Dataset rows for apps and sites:
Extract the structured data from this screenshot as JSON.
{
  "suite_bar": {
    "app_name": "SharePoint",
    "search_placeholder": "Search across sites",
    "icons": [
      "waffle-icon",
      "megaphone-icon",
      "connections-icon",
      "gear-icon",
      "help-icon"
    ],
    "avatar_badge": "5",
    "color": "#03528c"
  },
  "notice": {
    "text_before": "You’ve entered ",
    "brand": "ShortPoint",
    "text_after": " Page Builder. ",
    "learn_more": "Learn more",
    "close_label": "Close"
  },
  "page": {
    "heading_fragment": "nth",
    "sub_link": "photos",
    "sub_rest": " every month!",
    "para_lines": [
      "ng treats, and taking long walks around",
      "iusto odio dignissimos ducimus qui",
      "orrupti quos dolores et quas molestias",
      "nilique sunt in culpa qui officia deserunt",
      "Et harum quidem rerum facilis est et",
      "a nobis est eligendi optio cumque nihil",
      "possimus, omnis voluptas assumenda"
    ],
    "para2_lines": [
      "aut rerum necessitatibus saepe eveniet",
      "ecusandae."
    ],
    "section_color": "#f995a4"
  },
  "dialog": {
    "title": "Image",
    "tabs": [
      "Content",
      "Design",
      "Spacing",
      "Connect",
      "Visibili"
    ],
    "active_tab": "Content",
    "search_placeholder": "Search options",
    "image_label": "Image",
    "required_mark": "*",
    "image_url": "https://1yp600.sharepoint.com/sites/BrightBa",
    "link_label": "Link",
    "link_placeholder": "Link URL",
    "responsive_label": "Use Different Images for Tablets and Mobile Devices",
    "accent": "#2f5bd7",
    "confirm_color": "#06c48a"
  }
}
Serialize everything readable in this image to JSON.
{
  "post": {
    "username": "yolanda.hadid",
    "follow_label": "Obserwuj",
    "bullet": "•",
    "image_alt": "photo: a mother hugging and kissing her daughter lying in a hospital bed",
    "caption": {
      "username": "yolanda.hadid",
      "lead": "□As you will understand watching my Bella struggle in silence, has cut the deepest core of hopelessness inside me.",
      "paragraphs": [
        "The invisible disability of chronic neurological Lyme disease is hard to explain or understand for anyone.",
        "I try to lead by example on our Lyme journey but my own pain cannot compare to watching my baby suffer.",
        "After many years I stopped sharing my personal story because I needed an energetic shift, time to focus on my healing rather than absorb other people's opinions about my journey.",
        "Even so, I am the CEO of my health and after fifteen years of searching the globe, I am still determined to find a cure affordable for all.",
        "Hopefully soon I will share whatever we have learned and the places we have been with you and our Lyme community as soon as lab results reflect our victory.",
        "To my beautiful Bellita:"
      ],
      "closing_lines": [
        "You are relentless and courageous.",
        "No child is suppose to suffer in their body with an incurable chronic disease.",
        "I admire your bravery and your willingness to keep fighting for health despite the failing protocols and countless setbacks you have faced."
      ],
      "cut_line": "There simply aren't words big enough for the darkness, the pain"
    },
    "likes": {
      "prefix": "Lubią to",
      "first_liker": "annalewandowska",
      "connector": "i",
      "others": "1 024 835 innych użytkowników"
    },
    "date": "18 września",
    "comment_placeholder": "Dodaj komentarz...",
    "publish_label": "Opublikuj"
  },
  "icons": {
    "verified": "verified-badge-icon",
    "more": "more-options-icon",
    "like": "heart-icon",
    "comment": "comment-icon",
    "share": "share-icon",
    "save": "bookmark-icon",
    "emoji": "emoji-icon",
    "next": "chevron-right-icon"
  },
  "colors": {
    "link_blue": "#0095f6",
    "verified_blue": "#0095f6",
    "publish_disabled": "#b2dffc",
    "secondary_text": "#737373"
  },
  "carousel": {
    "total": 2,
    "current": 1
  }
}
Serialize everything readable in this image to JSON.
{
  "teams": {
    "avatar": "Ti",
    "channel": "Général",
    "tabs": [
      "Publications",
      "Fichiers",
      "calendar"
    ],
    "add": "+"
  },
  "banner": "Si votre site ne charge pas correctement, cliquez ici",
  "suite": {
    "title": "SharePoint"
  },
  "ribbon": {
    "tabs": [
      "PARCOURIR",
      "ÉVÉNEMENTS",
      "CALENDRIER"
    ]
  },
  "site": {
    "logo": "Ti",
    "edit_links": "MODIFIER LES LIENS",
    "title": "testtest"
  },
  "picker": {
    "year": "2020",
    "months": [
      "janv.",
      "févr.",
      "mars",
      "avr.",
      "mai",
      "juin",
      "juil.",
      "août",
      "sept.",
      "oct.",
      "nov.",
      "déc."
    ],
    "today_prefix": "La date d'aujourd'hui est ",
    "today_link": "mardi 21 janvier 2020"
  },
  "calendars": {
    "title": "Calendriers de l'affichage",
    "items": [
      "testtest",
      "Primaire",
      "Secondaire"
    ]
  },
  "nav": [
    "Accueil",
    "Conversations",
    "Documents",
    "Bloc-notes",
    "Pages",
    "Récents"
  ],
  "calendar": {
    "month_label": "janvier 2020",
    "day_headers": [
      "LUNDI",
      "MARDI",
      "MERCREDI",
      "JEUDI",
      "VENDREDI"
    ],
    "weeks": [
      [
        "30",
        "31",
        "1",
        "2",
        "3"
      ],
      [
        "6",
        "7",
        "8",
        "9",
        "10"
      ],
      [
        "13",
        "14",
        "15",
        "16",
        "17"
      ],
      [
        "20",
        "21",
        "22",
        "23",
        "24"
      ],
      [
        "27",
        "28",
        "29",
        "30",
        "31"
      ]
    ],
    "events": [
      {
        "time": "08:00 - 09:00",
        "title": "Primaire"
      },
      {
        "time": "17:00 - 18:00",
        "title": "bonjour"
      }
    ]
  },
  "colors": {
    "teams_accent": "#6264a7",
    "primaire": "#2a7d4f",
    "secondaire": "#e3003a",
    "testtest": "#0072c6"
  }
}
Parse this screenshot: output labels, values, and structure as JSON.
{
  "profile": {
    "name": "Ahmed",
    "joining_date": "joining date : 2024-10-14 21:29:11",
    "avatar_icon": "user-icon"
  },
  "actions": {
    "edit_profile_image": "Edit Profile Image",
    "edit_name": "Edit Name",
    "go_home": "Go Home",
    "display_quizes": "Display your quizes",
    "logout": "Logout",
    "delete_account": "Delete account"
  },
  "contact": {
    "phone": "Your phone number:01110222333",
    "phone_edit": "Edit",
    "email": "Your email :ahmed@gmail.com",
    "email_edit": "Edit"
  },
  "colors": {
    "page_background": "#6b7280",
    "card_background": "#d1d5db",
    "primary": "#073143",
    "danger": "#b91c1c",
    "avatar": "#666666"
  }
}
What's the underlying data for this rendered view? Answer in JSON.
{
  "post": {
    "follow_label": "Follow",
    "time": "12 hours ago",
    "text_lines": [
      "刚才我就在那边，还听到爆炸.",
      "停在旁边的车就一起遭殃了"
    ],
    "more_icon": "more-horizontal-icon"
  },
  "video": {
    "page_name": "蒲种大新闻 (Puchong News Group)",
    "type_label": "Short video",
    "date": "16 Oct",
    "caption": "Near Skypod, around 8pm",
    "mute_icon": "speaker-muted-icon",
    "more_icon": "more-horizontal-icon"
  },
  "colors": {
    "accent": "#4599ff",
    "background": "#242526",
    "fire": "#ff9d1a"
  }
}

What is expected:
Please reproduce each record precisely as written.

Written solution:
Extract the structured data from this screenshot as JSON.
{
  "suite_bar": {
    "app_name": "SharePoint",
    "search_placeholder": "Search across sites",
    "icons": [
      "waffle-icon",
      "megaphone-icon",
      "connections-icon",
      "gear-icon",
      "help-icon"
    ],
    "avatar_badge": "5",
    "color": "#03528c"
  },
  "notice": {
    "text_before": "You’ve entered ",
    "brand": "ShortPoint",
    "text_after": " Page Builder. ",
    "learn_more": "Learn more",
    "close_label": "Close"
  },
  "page": {
    "heading_fragment": "nth",
    "sub_link": "photos",
    "sub_rest": " every month!",
    "para_lines": [
      "ng treats, and taking long walks around",
      "iusto odio dignissimos ducimus qui",
      "orrupti quos dolores et quas molestias",
      "nilique sunt in culpa qui officia deserunt",
      "Et harum quidem rerum facilis est et",
      "a nobis est eligendi optio cumque nihil",
      "possimus, omnis voluptas assumenda"
    ],
    "para2_lines": [
      "aut rerum necessitatibus saepe eveniet",
      "ecusandae."
    ],
    "section_color": "#f995a4"
  },
  "dialog": {
    "title": "Image",
    "tabs": [
      "Content",
      "Design",
      "Spacing",
      "Connect",
      "Visibili"
    ],
    "active_tab": "Content",
    "search_placeholder": "Search options",
    "image_label": "Image",
    "required_mark": "*",
    "image_url": "https://1yp600.sharepoint.com/sites/BrightBa",
    "link_label": "Link",
    "link_placeholder": "Link URL",
    "responsive_label": "Use Different Images for Tablets and Mobile Devices",
    "accent": "#2f5bd7",
    "confirm_color": "#06c48a"
  }
}
Serialize everything readable in this image to JSON.
{
  "post": {
    "username": "yolanda.hadid",
    "follow_label": "Obserwuj",
    "bullet": "•",
    "image_alt": "photo: a mother hugging and kissing her daughter lying in a hospital bed",
    "caption": {
      "username": "yolanda.hadid",
      "lead": "□As you will understand watching my Bella struggle in silence, has cut the deepest core of hopelessness inside me.",
      "paragraphs": [
        "The invisible disability of chronic neurological Lyme disease is hard to explain or understand for anyone.",
        "I try to lead by example on our Lyme journey but my own pain cannot compare to watching my baby suffer.",
        "After many years I stopped sharing my personal story because I needed an energetic shift, time to focus on my healing rather than absorb other people's opinions about my journey.",
        "Even so, I am the CEO of my health and after fifteen years of searching the globe, I am still determined to find a cure affordable for all.",
        "Hopefully soon I will share whatever we have learned and the places we have been with you and our Lyme community as soon as lab results reflect our victory.",
        "To my beautiful Bellita:"
      ],
      "closing_lines": [
        "You are relentless and courageous.",
        "No child is suppose to suffer in their body with an incurable chronic disease.",
        "I admire your bravery and your willingness to keep fighting for health despite the failing protocols and countless setbacks you have faced."
      ],
      "cut_line": "There simply aren't words big enough for the darkness, the pain"
    },
    "likes": {
      "prefix": "Lubią to",
      "first_liker": "annalewandowska",
      "connector": "i",
      "others": "1 024 835 innych użytkowników"
    },
    "date": "18 września",
    "comment_placeholder": "Dodaj komentarz...",
    "publish_label": "Opublikuj"
  },
  "icons": {
    "verified": "verified-badge-icon",
    "more": "more-options-icon",
    "like": "heart-icon",
    "comment": "comment-icon",
    "share": "share-icon",
    "save": "bookmark-icon",
    "emoji": "emoji-icon",
    "next": "chevron-right-icon"
  },
  "colors": {
    "link_blue": "#0095f6",
    "verified_blue": "#0095f6",
    "publish_disabled": "#b2dffc",
    "secondary_text": "#737373"
  },
  "carousel": {
    "total": 2,
    "current": 1
  }
}
Serialize everything readable in this image to JSON.
{
  "teams": {
    "avatar": "Ti",
    "channel": "Général",
    "tabs": [
      "Publications",
      "Fichiers",
      "calendar"
    ],
    "add": "+"
  },
  "banner": "Si votre site ne charge pas correctement, cliquez ici",
  "suite": {
    "title": "SharePoint"
  },
  "ribbon": {
    "tabs": [
      "PARCOURIR",
      "ÉVÉNEMENTS",
      "CALENDRIER"
    ]
  },
  "site": {
    "logo": "Ti",
    "edit_links": "MODIFIER LES LIENS",
    "title": "testtest"
  },
  "picker": {
    "year": "2020",
    "months": [
      "janv.",
      "févr.",
      "mars",
      "avr.",
      "mai",
      "juin",
      "juil.",
      "août",
      "sept.",
      "oct.",
      "nov.",
      "déc."
    ],
    "today_prefix": "La date d'aujourd'hui est ",
    "today_link": "mardi 21 janvier 2020"
  },
  "calendars": {
    "title": "Calendriers de l'affichage",
    "items": [
      "testtest",
      "Primaire",
      "Secondaire"
    ]
  },
  "nav": [
    "Accueil",
    "Conversations",
    "Documents",
    "Bloc-notes",
    "Pages",
    "Récents"
  ],
  "calendar": {
    "month_label": "janvier 2020",
    "day_headers": [
      "LUNDI",
      "MARDI",
      "MERCREDI",
      "JEUDI",
      "VENDREDI"
    ],
    "weeks": [
      [
        "30",
        "31",
        "1",
        "2",
        "3"
      ],
      [
        "6",
        "7",
        "8",
        "9",
        "10"
      ],
      [
        "13",
        "14",
        "15",
        "16",
        "17"
      ],
      [
        "20",
        "21",
        "22",
        "23",
        "24"
      ],
      [
        "27",
        "28",
        "29",
        "30",
        "31"
      ]
    ],
    "events": [
      {
        "time": "08:00 - 09:00",
        "title": "Primaire"
      },
      {
        "time": "17:00 - 18:00",
        "title": "bonjour"
      }
    ]
  },
  "colors": {
    "teams_accent": "#6264a7",
    "primaire": "#2a7d4f",
    "secondaire": "#e3003a",
    "testtest": "#0072c6"
  }
}
Parse this screenshot: output labels, values, and structure as JSON.
{
  "profile": {
    "name": "Ahmed",
    "joining_date": "joining date : 2024-10-14 21:29:11",
    "avatar_icon": "user-icon"
  },
  "actions": {
    "edit_profile_image": "Edit Profile Image",
    "edit_name": "Edit Name",
    "go_home": "Go Home",
    "display_quizes": "Display your quizes",
    "logout": "Logout",
    "delete_account": "Delete account"
  },
  "contact": {
    "phone": "Your phone number:01110222333",
    "phone_edit": "Edit",
    "email": "Your email :ahmed@gmail.com",
    "email_edit": "Edit"
  },
  "colors": {
    "page_background": "#6b7280",
    "card_background": "#d1d5db",
    "primary": "#073143",
    "danger": "#b91c1c",
    "avatar": "#666666"
  }
}
What's the underlying data for this rendered view? Answer in JSON.
{
  "post": {
    "follow_label": "Follow",
    "time": "12 hours ago",
    "text_lines": [
      "刚才我就在那边，还听到爆炸.",
      "停在旁边的车就一起遭殃了"
    ],
    "more_icon": "more-horizontal-icon"
  },
  "video": {
    "page_name": "蒲种大新闻 (Puchong News Group)",
    "type_label": "Short video",
    "date": "16 Oct",
    "caption": "Near Skypod, around 8pm",
    "mute_icon": "speaker-muted-icon",
    "more_icon": "more-horizontal-icon"
  },
  "colors": {
    "accent": "#4599ff",
    "background": "#242526",
    "fire": "#ff9d1a"
  }
}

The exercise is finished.